Great Firewall of China casts shadow on Olympics coverage

31 Jul 2008

Despite a recent promise from Jacques Rogge, the president of the International Olympics Committee (IOC), that there would be no internet censorship for foreign media covering the events of the Beijing Olympics, the official line from the IOC is that “some sensitive sites would be blocked on the basis they were not considered Games-related.”

What this means is that the 20,000-plus foreign media beginning to pour into the city in time for the opening ceremony on 8 August will be blocked from certain sites, including that of human rights organisation Amnesty International, an organisation that highlights human rights violations in China.

It also seems that sites where Tibet is discussed or those referring to the Falun Gong spiritual movement are blocked but Beijing Olympics spokesman, Sun Weide, refused to specify exactly what websites or pages are being blocked.

“This blatant media censorship adds one more broken promise that undermines the claim that the Games would help improve human rights in China,” said Mark Allison, East Asia researcher for Amnesty International.

Furthermore, Allison said the IOC should fulfil its commitment to the full, uncensored internet access that was promised on 17 July but Olympic spokesman Weide told the BBC this would not affect coverage of the Games: “During the Olympic Games we will provide reporters with sufficient and convenient internet access so the Olympic Games will not be affected.”

This controlled internet access for foreign media is an extension of China’s well-documented internet censorship policies, whereby access is controlled by state-owned internet service providers (ISPs).

State control of the internet is also underpinned by legislation implemented in 2000 which says that websites based in China can neither link to other sites in outside countries nor contain news as reported by overseas media, unless the state deems the content acceptable.

Recent reports from web users inside the People’s Republic of China suggest that certain US social networking sites, including Facebook and YouTube, were being partially blocked in some areas, while others cited technical problems as the reason behind the lack of access.

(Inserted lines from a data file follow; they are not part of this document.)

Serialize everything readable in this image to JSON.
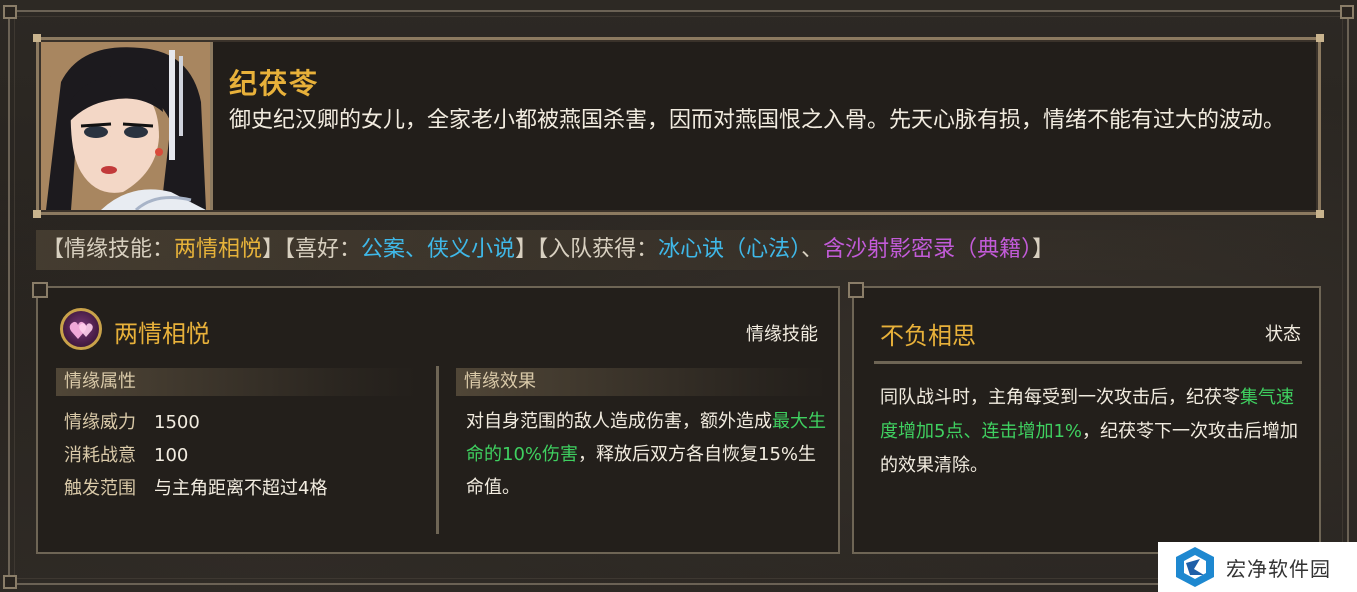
{
  "character": {
    "name": "纪茯苓",
    "description": "御史纪汉卿的女儿，全家老小都被燕国杀害，因而对燕国恨之入骨。先天心脉有损，情绪不能有过大的波动。"
  },
  "info_bar": {
    "open1": "【情缘技能：",
    "skill": "两情相悦",
    "close1": "】【喜好：",
    "hobbies": "公案、侠义小说",
    "close2": "】【入队获得：",
    "reward1": "冰心诀（心法）",
    "sep": "、",
    "reward2": "含沙射影密录（典籍）",
    "close3": "】"
  },
  "skill_panel": {
    "title": "两情相悦",
    "type": "情缘技能",
    "attributes_header": "情缘属性",
    "attributes": [
      {
        "key": "情缘威力",
        "value": "1500"
      },
      {
        "key": "消耗战意",
        "value": "100"
      },
      {
        "key": "触发范围",
        "value": "与主角距离不超过4格"
      }
    ],
    "effect_header": "情缘效果",
    "effect_pre": "对自身范围的敌人造成伤害，额外造成",
    "effect_highlight": "最大生命的10%伤害",
    "effect_post": "，释放后双方各自恢复15%生命值。"
  },
  "status_panel": {
    "title": "不负相思",
    "type": "状态",
    "text_pre": "同队战斗时，主角每受到一次攻击后，纪茯苓",
    "text_highlight": "集气速度增加5点、连击增加1%",
    "text_post": "，纪茯苓下一次攻击后增加的效果清除。"
  },
  "watermark": {
    "text": "宏净软件园"
  },
  "colors": {
    "gold": "#e8b13a",
    "cyan": "#3fb8e8",
    "purple": "#c25bd8",
    "green": "#3fd060"
  },
  "icons": {
    "skill_icon": "double-heart-icon",
    "watermark_logo": "hexagon-logo-icon"
  }
}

By Marie Boran

Pictured: The official press centre at the Beijing Olympics